The Horrors - Strange House (2007)
Adding an element of youthful gothic delight to the list, The Horrors made a name for themselves by playing the dank and dimly lit pubs and clubs of London in the early noughties - and their breakthrough album, Strange House packs a real gothic punch.
Inspired by the very best elements of the above albums, The Horrors brought their influences together to create their very own brand of shouting, screaming, kicking, chanting and bellowing goth to the modern day masses.
Powered by ball kicking bass rumblings couple with ear-splitting synth stabs and propelled into another dimension by Faris Badwan's disturbing melodies, Strange House is jam-packed with gothic pleasures from beginning to end.
Get yourself started on The Horrors by feasting your ears on 'Count in Fives':
"It's just what we love doing. I don't feel like we have some kind of obligation to...it's really just a natural thing." - Faris Horror
These five definitive albums make for essential goth listening and will no doubt send you on a long, prosperous and rewarding journey to the dark side.

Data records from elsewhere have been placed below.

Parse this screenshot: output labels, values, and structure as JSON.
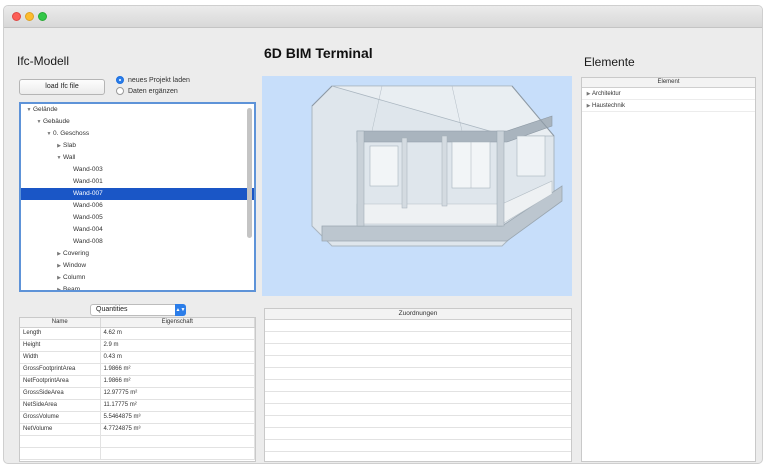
{
  "left_panel": {
    "title": "Ifc-Modell",
    "load_button": "load Ifc file",
    "radio_options": [
      {
        "label": "neues Projekt laden",
        "selected": true
      },
      {
        "label": "Daten ergänzen",
        "selected": false
      }
    ],
    "tree": [
      {
        "label": "Gelände",
        "depth": 0,
        "toggle": "open"
      },
      {
        "label": "Gebäude",
        "depth": 1,
        "toggle": "open"
      },
      {
        "label": "0. Geschoss",
        "depth": 2,
        "toggle": "open"
      },
      {
        "label": "Slab",
        "depth": 3,
        "toggle": "closed"
      },
      {
        "label": "Wall",
        "depth": 3,
        "toggle": "open"
      },
      {
        "label": "Wand-003",
        "depth": 4,
        "toggle": "none"
      },
      {
        "label": "Wand-001",
        "depth": 4,
        "toggle": "none"
      },
      {
        "label": "Wand-007",
        "depth": 4,
        "toggle": "none",
        "selected": true
      },
      {
        "label": "Wand-006",
        "depth": 4,
        "toggle": "none"
      },
      {
        "label": "Wand-005",
        "depth": 4,
        "toggle": "none"
      },
      {
        "label": "Wand-004",
        "depth": 4,
        "toggle": "none"
      },
      {
        "label": "Wand-008",
        "depth": 4,
        "toggle": "none"
      },
      {
        "label": "Covering",
        "depth": 3,
        "toggle": "closed"
      },
      {
        "label": "Window",
        "depth": 3,
        "toggle": "closed"
      },
      {
        "label": "Column",
        "depth": 3,
        "toggle": "closed"
      },
      {
        "label": "Beam",
        "depth": 3,
        "toggle": "closed"
      }
    ],
    "quantity_select": "Quantities",
    "properties": {
      "headers": [
        "Name",
        "Eigenschaft"
      ],
      "rows": [
        [
          "Length",
          "4.62 m"
        ],
        [
          "Height",
          "2.9 m"
        ],
        [
          "Width",
          "0.43 m"
        ],
        [
          "GrossFootprintArea",
          "1.9866 m²"
        ],
        [
          "NetFootprintArea",
          "1.9866 m²"
        ],
        [
          "GrossSideArea",
          "12.97775 m²"
        ],
        [
          "NetSideArea",
          "11.17775 m²"
        ],
        [
          "GrossVolume",
          "5.5464875 m³"
        ],
        [
          "NetVolume",
          "4.7724875 m³"
        ]
      ]
    }
  },
  "center_panel": {
    "title": "6D BIM Terminal",
    "assignments_header": "Zuordnungen"
  },
  "right_panel": {
    "title": "Elemente",
    "table_header": "Element",
    "items": [
      "Architektur",
      "Haustechnik"
    ]
  },
  "colors": {
    "selection": "#1a56c6",
    "accent": "#2b7de9",
    "viewer_background": "#c7defa"
  }
}
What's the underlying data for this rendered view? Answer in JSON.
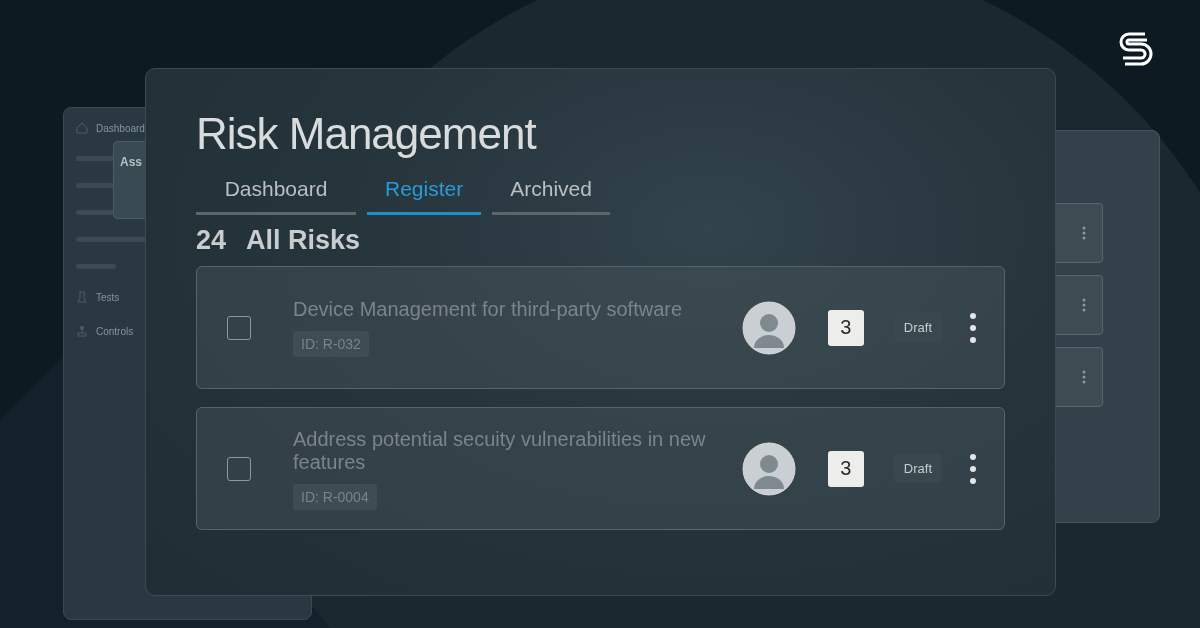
{
  "back_panel": {
    "nav": [
      {
        "label": "Dashboard"
      },
      {
        "label": "Tests"
      },
      {
        "label": "Controls"
      }
    ],
    "dialog_title": "Ass"
  },
  "main": {
    "title": "Risk Management",
    "tabs": [
      {
        "label": "Dashboard",
        "selected": false
      },
      {
        "label": "Register",
        "selected": true
      },
      {
        "label": "Archived",
        "selected": false
      }
    ],
    "count": "24",
    "list_title": "All Risks",
    "rows": [
      {
        "checked": false,
        "title": "Device Management for third-party software",
        "id": "ID: R-032",
        "score": "3",
        "status": "Draft"
      },
      {
        "checked": false,
        "title": "Address potential secuity vulnerabilities in new features",
        "id": "ID: R-0004",
        "score": "3",
        "status": "Draft"
      }
    ]
  }
}
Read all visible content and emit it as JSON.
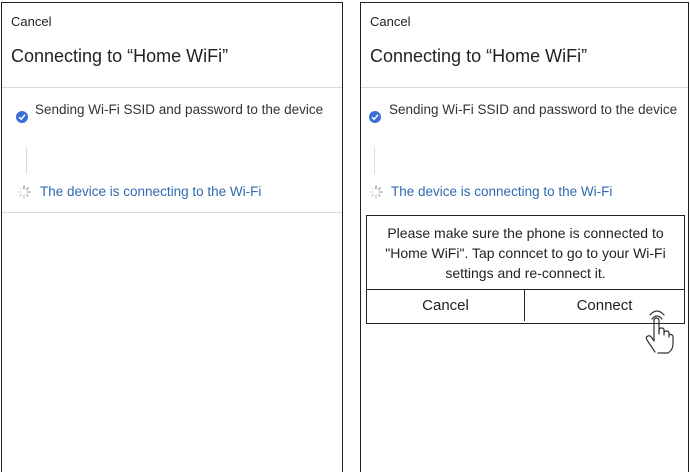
{
  "left_screen": {
    "cancel_label": "Cancel",
    "title": "Connecting to “Home WiFi”",
    "steps": [
      {
        "text": "Sending Wi-Fi SSID and password to the device",
        "status": "done",
        "icon": "check-circle-icon"
      },
      {
        "text": "The device is connecting to the Wi-Fi",
        "status": "in-progress",
        "icon": "spinner-icon"
      }
    ]
  },
  "right_screen": {
    "cancel_label": "Cancel",
    "title": "Connecting to “Home WiFi”",
    "steps": [
      {
        "text": "Sending Wi-Fi SSID and password to the device",
        "status": "done",
        "icon": "check-circle-icon"
      },
      {
        "text": "The device is connecting to the Wi-Fi",
        "status": "in-progress",
        "icon": "spinner-icon"
      }
    ],
    "dialog": {
      "message": "Please make sure the phone is connected to \"Home WiFi\". Tap conncet to go to your Wi-Fi settings and re-connect it.",
      "cancel_label": "Cancel",
      "connect_label": "Connect"
    }
  },
  "colors": {
    "accent_blue": "#3b6fd6",
    "in_progress_text": "#2f6ab0",
    "divider": "#d9d9d9"
  }
}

If you have any of your own gothic album suggestions, please share them with us by leaving a comment.